Microscopy Techniques and Culture Surfaces:
Find the Perfect Match

Inverted and Upright Microscopy at a Glance

Inverted Microscope

Inverted microscopes are popular for live cell imaging, because:

  • Cells sink to the bottom and onto the coverslip for adherence
  • Sample access from the top (e.g., for liquid exchange or micropipettes)
  • No contact between objective and sample—sterile working conditions are possible

Upright Microscope

In cell biology, upright microscopes are used for:

  • Samples squeezed between a slide and coverslip
  • Fixed samples, such as cells and tissue sections

Not recommended for live cell imaging.

Inverted Microscopes

Applications:

Inverted microscopy is a very popular technique for live cell imaging. Here, living cells are observed through the bottom of a cell culture vessel. This technique has several advantages over upright microscopy.

Most cells naturally sink to the bottom of the vessel and—if no suspension cells are used—adhere to the surface, meaning that they are spread across one focal plane. When growing in vessels that are suitable for inverted microscopy, cells have access to larger amounts of medium than if they were squeezed between a coverslip and a slide. In addition, sample access from the top is possible, for medium exchange or micropipettes, for example. Another very important advantage is sterility: as there is no contact between the objective and the sample, sterile working conditions are guaranteed.

Principle:

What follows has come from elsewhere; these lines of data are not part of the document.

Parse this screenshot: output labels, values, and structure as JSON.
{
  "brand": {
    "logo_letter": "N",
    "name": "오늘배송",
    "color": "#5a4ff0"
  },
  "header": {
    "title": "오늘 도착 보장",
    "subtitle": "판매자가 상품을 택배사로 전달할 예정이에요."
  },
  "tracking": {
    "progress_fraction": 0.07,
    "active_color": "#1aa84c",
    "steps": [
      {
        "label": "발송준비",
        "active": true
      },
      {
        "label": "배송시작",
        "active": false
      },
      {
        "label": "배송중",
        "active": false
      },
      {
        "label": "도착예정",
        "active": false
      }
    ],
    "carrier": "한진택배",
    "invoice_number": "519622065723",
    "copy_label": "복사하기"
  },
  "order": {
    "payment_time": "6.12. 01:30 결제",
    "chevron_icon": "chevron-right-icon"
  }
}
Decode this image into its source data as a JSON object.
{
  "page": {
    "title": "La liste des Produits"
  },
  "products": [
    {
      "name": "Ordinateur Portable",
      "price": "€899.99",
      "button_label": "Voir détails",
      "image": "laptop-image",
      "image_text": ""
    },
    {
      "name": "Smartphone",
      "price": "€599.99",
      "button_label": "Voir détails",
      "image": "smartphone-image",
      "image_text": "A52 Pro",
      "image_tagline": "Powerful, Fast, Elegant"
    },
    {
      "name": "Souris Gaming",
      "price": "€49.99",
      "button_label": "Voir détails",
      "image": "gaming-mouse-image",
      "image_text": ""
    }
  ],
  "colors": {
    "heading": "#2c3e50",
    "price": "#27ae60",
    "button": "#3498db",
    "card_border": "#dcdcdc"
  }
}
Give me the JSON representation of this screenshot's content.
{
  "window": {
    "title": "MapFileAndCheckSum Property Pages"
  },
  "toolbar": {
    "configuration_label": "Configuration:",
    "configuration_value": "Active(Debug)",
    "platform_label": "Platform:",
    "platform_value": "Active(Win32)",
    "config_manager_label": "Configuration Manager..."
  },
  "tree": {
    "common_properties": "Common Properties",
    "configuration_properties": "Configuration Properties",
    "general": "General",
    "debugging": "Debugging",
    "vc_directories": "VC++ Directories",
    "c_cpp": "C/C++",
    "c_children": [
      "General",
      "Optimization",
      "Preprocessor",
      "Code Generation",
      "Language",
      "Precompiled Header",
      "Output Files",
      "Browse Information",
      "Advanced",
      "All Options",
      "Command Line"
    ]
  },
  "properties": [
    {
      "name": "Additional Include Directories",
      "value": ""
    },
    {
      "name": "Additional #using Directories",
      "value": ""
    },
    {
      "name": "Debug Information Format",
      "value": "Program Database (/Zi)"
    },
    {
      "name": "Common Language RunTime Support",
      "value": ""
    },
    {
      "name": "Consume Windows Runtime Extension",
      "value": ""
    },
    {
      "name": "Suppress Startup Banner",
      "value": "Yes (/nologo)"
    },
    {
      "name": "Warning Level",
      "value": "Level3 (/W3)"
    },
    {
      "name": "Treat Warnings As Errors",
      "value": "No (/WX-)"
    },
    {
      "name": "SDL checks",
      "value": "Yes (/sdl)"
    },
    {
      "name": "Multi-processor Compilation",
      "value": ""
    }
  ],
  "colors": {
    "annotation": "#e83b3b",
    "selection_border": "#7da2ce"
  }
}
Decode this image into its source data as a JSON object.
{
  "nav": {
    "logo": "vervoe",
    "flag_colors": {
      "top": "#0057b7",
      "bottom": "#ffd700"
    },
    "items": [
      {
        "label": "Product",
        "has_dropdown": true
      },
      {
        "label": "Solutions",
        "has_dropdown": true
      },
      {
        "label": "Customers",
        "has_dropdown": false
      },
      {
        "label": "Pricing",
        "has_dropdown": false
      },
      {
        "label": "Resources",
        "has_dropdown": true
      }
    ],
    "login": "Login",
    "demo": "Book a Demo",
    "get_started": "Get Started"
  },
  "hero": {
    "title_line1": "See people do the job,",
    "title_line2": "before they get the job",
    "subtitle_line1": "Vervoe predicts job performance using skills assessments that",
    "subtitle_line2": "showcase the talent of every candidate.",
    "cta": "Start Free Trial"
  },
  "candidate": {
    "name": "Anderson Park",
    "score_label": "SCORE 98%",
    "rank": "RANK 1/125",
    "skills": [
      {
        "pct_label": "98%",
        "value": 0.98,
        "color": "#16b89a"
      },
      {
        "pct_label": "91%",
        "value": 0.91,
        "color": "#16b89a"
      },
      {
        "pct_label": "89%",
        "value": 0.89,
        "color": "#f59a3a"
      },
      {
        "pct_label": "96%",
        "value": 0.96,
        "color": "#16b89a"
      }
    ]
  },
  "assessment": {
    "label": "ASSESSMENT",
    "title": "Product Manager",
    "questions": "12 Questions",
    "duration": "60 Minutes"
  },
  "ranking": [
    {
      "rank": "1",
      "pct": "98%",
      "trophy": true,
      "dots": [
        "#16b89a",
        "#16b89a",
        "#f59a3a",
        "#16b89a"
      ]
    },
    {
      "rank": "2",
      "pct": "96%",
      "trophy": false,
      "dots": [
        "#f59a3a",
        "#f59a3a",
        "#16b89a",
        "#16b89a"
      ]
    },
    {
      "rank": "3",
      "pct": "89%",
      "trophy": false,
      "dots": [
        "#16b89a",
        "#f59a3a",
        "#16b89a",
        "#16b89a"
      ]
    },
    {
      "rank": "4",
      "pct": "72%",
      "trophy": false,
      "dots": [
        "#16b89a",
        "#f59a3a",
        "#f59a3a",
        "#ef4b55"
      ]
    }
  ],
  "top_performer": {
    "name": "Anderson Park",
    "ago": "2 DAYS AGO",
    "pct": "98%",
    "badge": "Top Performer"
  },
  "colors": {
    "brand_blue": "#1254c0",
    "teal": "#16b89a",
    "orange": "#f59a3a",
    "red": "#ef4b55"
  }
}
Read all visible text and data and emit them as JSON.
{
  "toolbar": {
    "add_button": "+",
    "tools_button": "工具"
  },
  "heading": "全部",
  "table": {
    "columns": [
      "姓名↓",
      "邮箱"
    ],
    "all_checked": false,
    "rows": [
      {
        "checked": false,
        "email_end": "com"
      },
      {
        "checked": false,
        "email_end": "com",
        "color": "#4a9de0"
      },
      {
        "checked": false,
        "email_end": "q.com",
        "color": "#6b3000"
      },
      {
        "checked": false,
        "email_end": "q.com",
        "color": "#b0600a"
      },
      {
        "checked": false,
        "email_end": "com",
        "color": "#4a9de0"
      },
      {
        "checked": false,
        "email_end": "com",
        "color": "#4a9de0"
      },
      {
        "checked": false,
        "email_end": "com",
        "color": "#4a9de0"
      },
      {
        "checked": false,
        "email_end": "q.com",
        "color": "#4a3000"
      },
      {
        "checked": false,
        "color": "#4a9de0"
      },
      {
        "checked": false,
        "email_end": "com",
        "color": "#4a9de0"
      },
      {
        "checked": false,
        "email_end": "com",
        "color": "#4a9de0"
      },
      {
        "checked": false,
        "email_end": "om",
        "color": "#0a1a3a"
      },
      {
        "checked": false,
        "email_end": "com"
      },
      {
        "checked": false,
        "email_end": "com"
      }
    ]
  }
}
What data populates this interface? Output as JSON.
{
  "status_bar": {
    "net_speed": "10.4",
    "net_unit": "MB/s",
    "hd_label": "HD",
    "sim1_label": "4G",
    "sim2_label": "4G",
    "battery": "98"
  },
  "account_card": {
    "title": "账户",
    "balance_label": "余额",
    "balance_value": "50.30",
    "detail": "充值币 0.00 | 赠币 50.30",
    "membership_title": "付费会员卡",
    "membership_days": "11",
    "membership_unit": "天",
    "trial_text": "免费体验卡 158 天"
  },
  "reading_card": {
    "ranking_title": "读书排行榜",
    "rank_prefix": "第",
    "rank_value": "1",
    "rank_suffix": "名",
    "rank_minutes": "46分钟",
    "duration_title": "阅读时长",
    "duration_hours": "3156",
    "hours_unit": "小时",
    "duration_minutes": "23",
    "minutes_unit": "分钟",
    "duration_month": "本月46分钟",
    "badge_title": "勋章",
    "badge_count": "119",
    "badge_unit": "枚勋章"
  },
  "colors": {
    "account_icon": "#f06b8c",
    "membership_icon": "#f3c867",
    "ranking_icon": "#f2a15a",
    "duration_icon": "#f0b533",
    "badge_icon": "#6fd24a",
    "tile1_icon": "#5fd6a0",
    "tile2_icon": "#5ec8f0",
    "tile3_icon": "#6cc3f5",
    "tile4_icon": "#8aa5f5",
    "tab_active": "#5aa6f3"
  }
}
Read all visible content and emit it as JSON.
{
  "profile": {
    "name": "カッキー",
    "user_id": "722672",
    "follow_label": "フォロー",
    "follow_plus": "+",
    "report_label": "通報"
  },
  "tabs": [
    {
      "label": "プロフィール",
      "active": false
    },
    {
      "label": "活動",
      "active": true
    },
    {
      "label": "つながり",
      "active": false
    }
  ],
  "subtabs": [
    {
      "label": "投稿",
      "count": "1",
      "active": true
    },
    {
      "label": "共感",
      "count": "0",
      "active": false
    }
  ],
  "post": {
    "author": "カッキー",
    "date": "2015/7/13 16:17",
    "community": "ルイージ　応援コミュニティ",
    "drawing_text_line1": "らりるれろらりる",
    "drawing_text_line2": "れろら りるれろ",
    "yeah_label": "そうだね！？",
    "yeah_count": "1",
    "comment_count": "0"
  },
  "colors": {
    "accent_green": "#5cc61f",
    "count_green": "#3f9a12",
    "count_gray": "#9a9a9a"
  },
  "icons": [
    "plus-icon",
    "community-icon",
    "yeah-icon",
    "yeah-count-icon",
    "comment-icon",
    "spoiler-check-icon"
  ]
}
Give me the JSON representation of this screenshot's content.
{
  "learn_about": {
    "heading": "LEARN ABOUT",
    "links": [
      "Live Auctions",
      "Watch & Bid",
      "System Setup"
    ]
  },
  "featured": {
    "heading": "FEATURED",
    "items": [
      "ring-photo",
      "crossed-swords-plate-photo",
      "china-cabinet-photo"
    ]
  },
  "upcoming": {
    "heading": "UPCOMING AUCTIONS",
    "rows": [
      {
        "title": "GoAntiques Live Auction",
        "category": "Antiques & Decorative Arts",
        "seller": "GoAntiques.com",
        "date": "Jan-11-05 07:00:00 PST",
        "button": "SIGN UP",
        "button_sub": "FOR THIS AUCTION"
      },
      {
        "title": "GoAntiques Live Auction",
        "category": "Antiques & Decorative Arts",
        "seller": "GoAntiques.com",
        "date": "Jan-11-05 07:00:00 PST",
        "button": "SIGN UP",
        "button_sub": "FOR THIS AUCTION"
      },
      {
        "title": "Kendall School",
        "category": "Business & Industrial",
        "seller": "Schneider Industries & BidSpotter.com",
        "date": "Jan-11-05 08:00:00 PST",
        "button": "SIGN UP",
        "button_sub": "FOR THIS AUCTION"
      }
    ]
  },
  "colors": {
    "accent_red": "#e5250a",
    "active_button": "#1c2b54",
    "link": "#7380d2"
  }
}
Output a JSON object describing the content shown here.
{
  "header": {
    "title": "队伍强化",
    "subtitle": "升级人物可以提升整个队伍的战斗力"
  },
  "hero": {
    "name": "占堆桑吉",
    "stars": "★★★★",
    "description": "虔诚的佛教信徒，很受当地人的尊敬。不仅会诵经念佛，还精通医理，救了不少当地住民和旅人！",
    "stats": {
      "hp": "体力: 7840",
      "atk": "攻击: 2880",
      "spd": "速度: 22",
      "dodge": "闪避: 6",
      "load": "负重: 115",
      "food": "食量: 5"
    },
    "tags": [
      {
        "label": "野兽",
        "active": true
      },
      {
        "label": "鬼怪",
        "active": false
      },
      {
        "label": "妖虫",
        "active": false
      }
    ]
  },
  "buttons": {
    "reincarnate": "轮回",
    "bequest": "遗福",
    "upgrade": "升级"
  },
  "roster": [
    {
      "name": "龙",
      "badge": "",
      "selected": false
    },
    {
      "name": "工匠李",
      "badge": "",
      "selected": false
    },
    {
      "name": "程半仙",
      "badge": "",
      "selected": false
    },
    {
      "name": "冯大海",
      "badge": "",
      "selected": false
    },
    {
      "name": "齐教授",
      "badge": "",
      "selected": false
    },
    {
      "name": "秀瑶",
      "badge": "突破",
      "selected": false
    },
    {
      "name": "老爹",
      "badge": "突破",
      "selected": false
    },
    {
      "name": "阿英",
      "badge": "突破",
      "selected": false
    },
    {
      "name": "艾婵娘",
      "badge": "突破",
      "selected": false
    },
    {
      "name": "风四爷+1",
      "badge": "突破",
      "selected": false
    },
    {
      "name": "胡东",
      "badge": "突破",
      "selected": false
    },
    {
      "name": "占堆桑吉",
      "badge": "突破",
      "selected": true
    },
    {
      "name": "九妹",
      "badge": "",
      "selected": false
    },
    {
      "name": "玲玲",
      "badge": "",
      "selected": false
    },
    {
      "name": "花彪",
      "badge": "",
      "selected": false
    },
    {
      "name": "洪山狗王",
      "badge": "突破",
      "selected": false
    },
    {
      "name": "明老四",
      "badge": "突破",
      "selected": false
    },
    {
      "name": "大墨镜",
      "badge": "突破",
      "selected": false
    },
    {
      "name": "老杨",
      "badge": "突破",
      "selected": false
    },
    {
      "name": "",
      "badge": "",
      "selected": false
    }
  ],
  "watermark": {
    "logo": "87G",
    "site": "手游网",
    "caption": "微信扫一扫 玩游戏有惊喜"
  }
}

In an inverted microscope, the source for transmitted light and the condenser are placed on the top of the stage, pointing down toward the stage. The objectives are located below the stage pointing up. The cells are observed through the bottom of the cell culture vessel. To meet the criteria for successful inverted microscopy, the bottom of the culture vessel must have the highest optical features, which are given for the ibidi Polymer Coverslip and the ibidi Glass Coverslip.

Schematic of an inverted microscope. Note the thin vessel bottom, through which the cells are observed.

ibidi Solutions:

Upright Microscopes

Applications:

In cell biology, upright microscopes are used for phase contrast or widefield fluorescence microscopy of living cells or samples that are squeezed between a slide and coverslip. An additional application is the microscopy of fixed cells or tissue sections.

In principle, upright microscopes can be used for live cell imaging, especially with dipping objective lenses. This type of system is often used for larger samples like tissue and animals.

However, there are several disadvantages of upright microscopes when compared to inverted microscopes. In general, the working distances in upright microscopes are longer, which leads to lower resolution and weaker fluorescence signals. In contrast to inverted microscopes, upright microscopes do not allow for the use of objectives with high numerical aperture directly on the coverslip bottom, on which the cells adhere. Therefore, ibidi recommends inverted microscopes for live cell imaging.

Principle:

In an upright microscope, the source of transmitted light and the condenser are located below the stage, pointing up. The objectives are placed on top of the stage, pointing down. The specimen is observed from the top through the lid of a petri dish or a coverslip. In some systems, the objective lens is dipped into the culture medium without any coverslip.

Schematic of an upright microscope. Note that the cells are squeezed between the slide and a coverslip.

ibidi Solutions:

Some ibidi labware products are suitable for upright microscopy:

  • With the 3 | 8 |12 Well Chamber, removable, ibidi offers chamber slides with a standard glass slide bottom and a removable silicone chamber. After immunofluorescence staining and mounting with a coverslip, they are suitable for use with upright or inverted microscopes.
  • The μ-Slide VI - Flat is compatible with upright or inverted microscopy.
  • The ibidi µ-Dishes 50 mm, low can be used with upright microscopes when a dipping lens is applied.